Given records:
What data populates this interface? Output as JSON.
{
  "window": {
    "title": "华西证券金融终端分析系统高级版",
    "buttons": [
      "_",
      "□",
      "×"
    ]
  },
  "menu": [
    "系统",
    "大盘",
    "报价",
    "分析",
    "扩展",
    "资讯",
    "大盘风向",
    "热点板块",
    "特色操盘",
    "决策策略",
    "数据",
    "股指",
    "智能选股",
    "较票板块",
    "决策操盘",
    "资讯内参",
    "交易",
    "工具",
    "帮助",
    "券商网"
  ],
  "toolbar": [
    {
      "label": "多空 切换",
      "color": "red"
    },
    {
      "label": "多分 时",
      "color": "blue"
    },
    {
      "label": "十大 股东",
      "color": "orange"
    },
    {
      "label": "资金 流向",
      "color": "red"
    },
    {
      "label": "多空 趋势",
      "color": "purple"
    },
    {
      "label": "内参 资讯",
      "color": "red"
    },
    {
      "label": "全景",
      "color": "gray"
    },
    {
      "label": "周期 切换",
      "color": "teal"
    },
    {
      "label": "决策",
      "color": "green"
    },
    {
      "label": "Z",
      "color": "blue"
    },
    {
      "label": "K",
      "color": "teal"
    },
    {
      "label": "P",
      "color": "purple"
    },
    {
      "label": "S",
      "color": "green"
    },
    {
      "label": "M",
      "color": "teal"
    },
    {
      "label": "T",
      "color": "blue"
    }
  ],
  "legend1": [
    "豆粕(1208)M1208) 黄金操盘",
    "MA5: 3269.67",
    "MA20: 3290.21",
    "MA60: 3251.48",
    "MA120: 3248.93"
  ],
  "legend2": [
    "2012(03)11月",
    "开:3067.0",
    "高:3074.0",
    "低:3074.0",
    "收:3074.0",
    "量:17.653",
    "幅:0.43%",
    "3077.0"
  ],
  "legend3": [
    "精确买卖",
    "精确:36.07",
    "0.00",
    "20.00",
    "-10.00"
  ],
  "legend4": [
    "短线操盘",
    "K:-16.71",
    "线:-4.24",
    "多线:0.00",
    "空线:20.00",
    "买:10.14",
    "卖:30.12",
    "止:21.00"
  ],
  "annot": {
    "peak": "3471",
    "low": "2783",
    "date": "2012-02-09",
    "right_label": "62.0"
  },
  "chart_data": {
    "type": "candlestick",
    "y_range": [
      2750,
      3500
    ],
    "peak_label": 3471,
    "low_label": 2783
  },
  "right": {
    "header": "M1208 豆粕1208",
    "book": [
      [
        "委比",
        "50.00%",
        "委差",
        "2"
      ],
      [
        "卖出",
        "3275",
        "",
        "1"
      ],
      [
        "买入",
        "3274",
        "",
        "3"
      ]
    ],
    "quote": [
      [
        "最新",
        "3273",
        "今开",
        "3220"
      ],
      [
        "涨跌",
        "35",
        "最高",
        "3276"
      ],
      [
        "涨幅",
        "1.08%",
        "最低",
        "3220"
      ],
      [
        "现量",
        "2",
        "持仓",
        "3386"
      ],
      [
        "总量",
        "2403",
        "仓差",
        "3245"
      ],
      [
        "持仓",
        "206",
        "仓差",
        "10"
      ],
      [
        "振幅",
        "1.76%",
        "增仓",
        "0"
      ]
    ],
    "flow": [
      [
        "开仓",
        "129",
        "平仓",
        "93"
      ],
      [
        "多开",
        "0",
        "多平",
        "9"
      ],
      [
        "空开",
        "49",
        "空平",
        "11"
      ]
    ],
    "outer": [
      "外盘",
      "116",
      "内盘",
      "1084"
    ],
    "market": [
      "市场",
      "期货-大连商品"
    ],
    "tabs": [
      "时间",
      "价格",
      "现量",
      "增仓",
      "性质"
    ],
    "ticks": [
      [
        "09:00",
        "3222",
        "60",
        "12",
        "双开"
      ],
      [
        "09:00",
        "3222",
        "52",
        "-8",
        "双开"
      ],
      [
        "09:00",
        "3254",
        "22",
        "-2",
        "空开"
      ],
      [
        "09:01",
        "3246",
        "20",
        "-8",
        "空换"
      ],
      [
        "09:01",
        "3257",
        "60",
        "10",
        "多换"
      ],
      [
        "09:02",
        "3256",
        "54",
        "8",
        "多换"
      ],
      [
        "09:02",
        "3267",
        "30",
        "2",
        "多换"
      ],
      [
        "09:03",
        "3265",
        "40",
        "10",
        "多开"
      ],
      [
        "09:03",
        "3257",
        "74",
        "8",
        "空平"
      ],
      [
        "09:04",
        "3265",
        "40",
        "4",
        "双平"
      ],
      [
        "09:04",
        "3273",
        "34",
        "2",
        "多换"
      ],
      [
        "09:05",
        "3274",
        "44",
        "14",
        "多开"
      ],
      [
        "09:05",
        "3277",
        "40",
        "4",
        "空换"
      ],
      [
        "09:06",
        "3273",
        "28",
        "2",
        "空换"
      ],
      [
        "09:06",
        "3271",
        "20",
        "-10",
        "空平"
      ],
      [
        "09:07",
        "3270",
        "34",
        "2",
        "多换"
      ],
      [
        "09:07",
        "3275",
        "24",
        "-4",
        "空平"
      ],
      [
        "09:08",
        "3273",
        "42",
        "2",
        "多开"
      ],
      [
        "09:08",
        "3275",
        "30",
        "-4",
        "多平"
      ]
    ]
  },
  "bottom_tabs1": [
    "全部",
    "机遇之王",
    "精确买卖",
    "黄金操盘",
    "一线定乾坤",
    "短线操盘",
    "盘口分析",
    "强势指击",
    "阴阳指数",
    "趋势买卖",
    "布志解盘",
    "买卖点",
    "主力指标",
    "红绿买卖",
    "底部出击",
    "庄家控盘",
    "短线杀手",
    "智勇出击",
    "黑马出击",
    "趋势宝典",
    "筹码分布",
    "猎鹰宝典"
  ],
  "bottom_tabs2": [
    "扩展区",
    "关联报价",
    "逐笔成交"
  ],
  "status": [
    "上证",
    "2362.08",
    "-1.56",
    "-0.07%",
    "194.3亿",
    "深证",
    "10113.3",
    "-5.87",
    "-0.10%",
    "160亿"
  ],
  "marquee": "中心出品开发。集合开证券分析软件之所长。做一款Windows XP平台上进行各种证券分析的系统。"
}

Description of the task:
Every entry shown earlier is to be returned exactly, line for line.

Solution for this problem:
What data populates this interface? Output as JSON.
{
  "window": {
    "title": "华西证券金融终端分析系统高级版",
    "buttons": [
      "_",
      "□",
      "×"
    ]
  },
  "menu": [
    "系统",
    "大盘",
    "报价",
    "分析",
    "扩展",
    "资讯",
    "大盘风向",
    "热点板块",
    "特色操盘",
    "决策策略",
    "数据",
    "股指",
    "智能选股",
    "较票板块",
    "决策操盘",
    "资讯内参",
    "交易",
    "工具",
    "帮助",
    "券商网"
  ],
  "toolbar": [
    {
      "label": "多空 切换",
      "color": "red"
    },
    {
      "label": "多分 时",
      "color": "blue"
    },
    {
      "label": "十大 股东",
      "color": "orange"
    },
    {
      "label": "资金 流向",
      "color": "red"
    },
    {
      "label": "多空 趋势",
      "color": "purple"
    },
    {
      "label": "内参 资讯",
      "color": "red"
    },
    {
      "label": "全景",
      "color": "gray"
    },
    {
      "label": "周期 切换",
      "color": "teal"
    },
    {
      "label": "决策",
      "color": "green"
    },
    {
      "label": "Z",
      "color": "blue"
    },
    {
      "label": "K",
      "color": "teal"
    },
    {
      "label": "P",
      "color": "purple"
    },
    {
      "label": "S",
      "color": "green"
    },
    {
      "label": "M",
      "color": "teal"
    },
    {
      "label": "T",
      "color": "blue"
    }
  ],
  "legend1": [
    "豆粕(1208)M1208) 黄金操盘",
    "MA5: 3269.67",
    "MA20: 3290.21",
    "MA60: 3251.48",
    "MA120: 3248.93"
  ],
  "legend2": [
    "2012(03)11月",
    "开:3067.0",
    "高:3074.0",
    "低:3074.0",
    "收:3074.0",
    "量:17.653",
    "幅:0.43%",
    "3077.0"
  ],
  "legend3": [
    "精确买卖",
    "精确:36.07",
    "0.00",
    "20.00",
    "-10.00"
  ],
  "legend4": [
    "短线操盘",
    "K:-16.71",
    "线:-4.24",
    "多线:0.00",
    "空线:20.00",
    "买:10.14",
    "卖:30.12",
    "止:21.00"
  ],
  "annot": {
    "peak": "3471",
    "low": "2783",
    "date": "2012-02-09",
    "right_label": "62.0"
  },
  "chart_data": {
    "type": "candlestick",
    "y_range": [
      2750,
      3500
    ],
    "peak_label": 3471,
    "low_label": 2783
  },
  "right": {
    "header": "M1208 豆粕1208",
    "book": [
      [
        "委比",
        "50.00%",
        "委差",
        "2"
      ],
      [
        "卖出",
        "3275",
        "",
        "1"
      ],
      [
        "买入",
        "3274",
        "",
        "3"
      ]
    ],
    "quote": [
      [
        "最新",
        "3273",
        "今开",
        "3220"
      ],
      [
        "涨跌",
        "35",
        "最高",
        "3276"
      ],
      [
        "涨幅",
        "1.08%",
        "最低",
        "3220"
      ],
      [
        "现量",
        "2",
        "持仓",
        "3386"
      ],
      [
        "总量",
        "2403",
        "仓差",
        "3245"
      ],
      [
        "持仓",
        "206",
        "仓差",
        "10"
      ],
      [
        "振幅",
        "1.76%",
        "增仓",
        "0"
      ]
    ],
    "flow": [
      [
        "开仓",
        "129",
        "平仓",
        "93"
      ],
      [
        "多开",
        "0",
        "多平",
        "9"
      ],
      [
        "空开",
        "49",
        "空平",
        "11"
      ]
    ],
    "outer": [
      "外盘",
      "116",
      "内盘",
      "1084"
    ],
    "market": [
      "市场",
      "期货-大连商品"
    ],
    "tabs": [
      "时间",
      "价格",
      "现量",
      "增仓",
      "性质"
    ],
    "ticks": [
      [
        "09:00",
        "3222",
        "60",
        "12",
        "双开"
      ],
      [
        "09:00",
        "3222",
        "52",
        "-8",
        "双开"
      ],
      [
        "09:00",
        "3254",
        "22",
        "-2",
        "空开"
      ],
      [
        "09:01",
        "3246",
        "20",
        "-8",
        "空换"
      ],
      [
        "09:01",
        "3257",
        "60",
        "10",
        "多换"
      ],
      [
        "09:02",
        "3256",
        "54",
        "8",
        "多换"
      ],
      [
        "09:02",
        "3267",
        "30",
        "2",
        "多换"
      ],
      [
        "09:03",
        "3265",
        "40",
        "10",
        "多开"
      ],
      [
        "09:03",
        "3257",
        "74",
        "8",
        "空平"
      ],
      [
        "09:04",
        "3265",
        "40",
        "4",
        "双平"
      ],
      [
        "09:04",
        "3273",
        "34",
        "2",
        "多换"
      ],
      [
        "09:05",
        "3274",
        "44",
        "14",
        "多开"
      ],
      [
        "09:05",
        "3277",
        "40",
        "4",
        "空换"
      ],
      [
        "09:06",
        "3273",
        "28",
        "2",
        "空换"
      ],
      [
        "09:06",
        "3271",
        "20",
        "-10",
        "空平"
      ],
      [
        "09:07",
        "3270",
        "34",
        "2",
        "多换"
      ],
      [
        "09:07",
        "3275",
        "24",
        "-4",
        "空平"
      ],
      [
        "09:08",
        "3273",
        "42",
        "2",
        "多开"
      ],
      [
        "09:08",
        "3275",
        "30",
        "-4",
        "多平"
      ]
    ]
  },
  "bottom_tabs1": [
    "全部",
    "机遇之王",
    "精确买卖",
    "黄金操盘",
    "一线定乾坤",
    "短线操盘",
    "盘口分析",
    "强势指击",
    "阴阳指数",
    "趋势买卖",
    "布志解盘",
    "买卖点",
    "主力指标",
    "红绿买卖",
    "底部出击",
    "庄家控盘",
    "短线杀手",
    "智勇出击",
    "黑马出击",
    "趋势宝典",
    "筹码分布",
    "猎鹰宝典"
  ],
  "bottom_tabs2": [
    "扩展区",
    "关联报价",
    "逐笔成交"
  ],
  "status": [
    "上证",
    "2362.08",
    "-1.56",
    "-0.07%",
    "194.3亿",
    "深证",
    "10113.3",
    "-5.87",
    "-0.10%",
    "160亿"
  ],
  "marquee": "中心出品开发。集合开证券分析软件之所长。做一款Windows XP平台上进行各种证券分析的系统。"
}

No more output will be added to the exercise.